=== Section Start ===
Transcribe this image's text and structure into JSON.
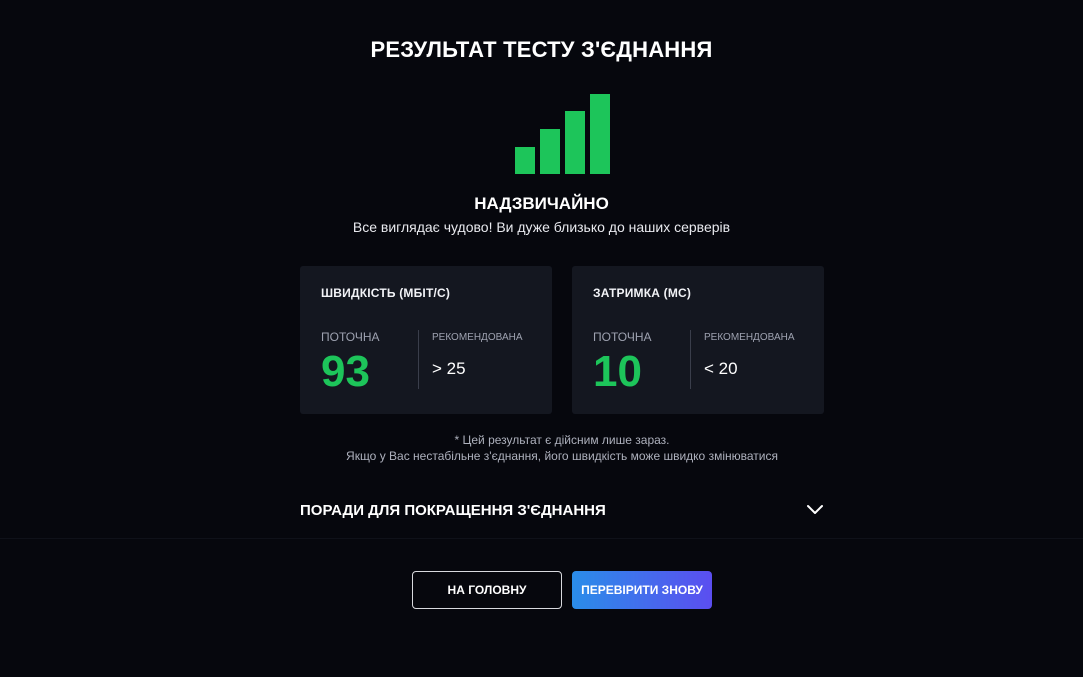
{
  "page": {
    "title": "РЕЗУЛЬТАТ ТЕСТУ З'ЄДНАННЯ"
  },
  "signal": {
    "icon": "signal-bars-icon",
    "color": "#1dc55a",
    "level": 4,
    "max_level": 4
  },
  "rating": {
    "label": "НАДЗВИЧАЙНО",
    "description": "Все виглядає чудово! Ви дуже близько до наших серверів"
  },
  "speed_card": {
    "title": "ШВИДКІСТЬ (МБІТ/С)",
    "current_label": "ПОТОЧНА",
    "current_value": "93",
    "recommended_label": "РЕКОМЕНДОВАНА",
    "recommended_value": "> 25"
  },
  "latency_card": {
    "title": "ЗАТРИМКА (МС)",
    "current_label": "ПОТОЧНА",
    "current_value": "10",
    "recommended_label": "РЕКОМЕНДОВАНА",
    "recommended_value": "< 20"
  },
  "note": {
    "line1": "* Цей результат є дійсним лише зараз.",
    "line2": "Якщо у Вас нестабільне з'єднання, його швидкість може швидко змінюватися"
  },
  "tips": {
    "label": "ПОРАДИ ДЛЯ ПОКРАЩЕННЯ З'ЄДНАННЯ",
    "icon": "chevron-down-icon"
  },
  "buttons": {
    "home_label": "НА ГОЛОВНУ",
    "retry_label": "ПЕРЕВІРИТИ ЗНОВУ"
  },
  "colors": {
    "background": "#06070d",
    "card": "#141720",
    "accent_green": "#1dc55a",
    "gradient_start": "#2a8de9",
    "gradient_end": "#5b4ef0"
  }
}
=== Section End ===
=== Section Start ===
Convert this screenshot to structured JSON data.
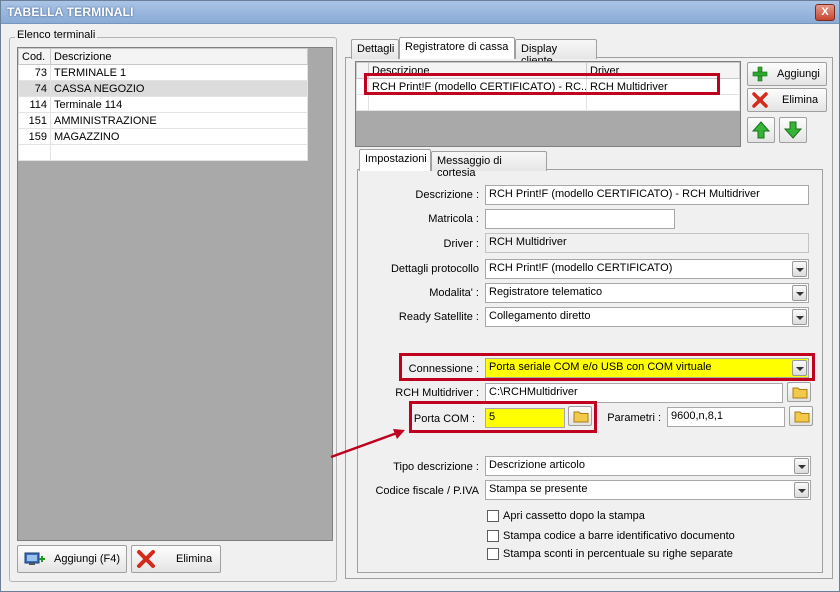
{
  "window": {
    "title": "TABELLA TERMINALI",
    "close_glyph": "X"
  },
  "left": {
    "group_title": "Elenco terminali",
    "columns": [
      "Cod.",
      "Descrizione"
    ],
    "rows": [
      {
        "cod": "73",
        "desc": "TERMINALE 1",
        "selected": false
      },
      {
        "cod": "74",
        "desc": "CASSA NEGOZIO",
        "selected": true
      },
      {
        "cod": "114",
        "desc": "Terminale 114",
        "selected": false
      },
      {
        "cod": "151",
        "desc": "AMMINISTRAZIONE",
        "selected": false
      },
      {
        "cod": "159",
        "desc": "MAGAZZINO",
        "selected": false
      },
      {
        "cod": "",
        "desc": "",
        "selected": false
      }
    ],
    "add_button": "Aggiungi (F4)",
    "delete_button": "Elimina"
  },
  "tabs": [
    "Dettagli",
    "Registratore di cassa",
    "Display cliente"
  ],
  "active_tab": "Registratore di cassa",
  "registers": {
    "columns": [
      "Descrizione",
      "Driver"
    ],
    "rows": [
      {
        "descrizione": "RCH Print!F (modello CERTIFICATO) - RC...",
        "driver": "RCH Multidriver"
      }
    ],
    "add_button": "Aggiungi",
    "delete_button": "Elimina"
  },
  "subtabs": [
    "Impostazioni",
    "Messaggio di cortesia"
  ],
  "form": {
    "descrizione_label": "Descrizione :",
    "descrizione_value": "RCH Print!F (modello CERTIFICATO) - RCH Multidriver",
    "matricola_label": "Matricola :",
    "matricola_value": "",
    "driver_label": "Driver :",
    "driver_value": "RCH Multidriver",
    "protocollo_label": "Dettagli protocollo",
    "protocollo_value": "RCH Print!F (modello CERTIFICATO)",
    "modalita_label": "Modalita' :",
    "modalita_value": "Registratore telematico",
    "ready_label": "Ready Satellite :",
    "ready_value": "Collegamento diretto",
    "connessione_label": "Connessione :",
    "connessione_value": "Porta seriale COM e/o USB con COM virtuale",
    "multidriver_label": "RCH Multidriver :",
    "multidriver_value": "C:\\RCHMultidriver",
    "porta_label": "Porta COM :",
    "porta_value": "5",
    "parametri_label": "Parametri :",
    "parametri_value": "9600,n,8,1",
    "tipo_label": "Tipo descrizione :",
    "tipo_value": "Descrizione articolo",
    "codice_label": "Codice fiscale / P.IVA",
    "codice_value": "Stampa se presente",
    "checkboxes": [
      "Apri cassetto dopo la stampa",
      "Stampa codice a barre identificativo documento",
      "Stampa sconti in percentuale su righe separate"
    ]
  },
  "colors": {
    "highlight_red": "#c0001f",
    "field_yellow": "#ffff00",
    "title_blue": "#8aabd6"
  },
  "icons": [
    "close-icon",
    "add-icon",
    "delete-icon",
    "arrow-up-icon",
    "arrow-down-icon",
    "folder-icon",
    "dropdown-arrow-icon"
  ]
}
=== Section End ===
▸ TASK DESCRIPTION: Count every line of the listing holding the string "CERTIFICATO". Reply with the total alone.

▸ RESULT OF THE TASK: 3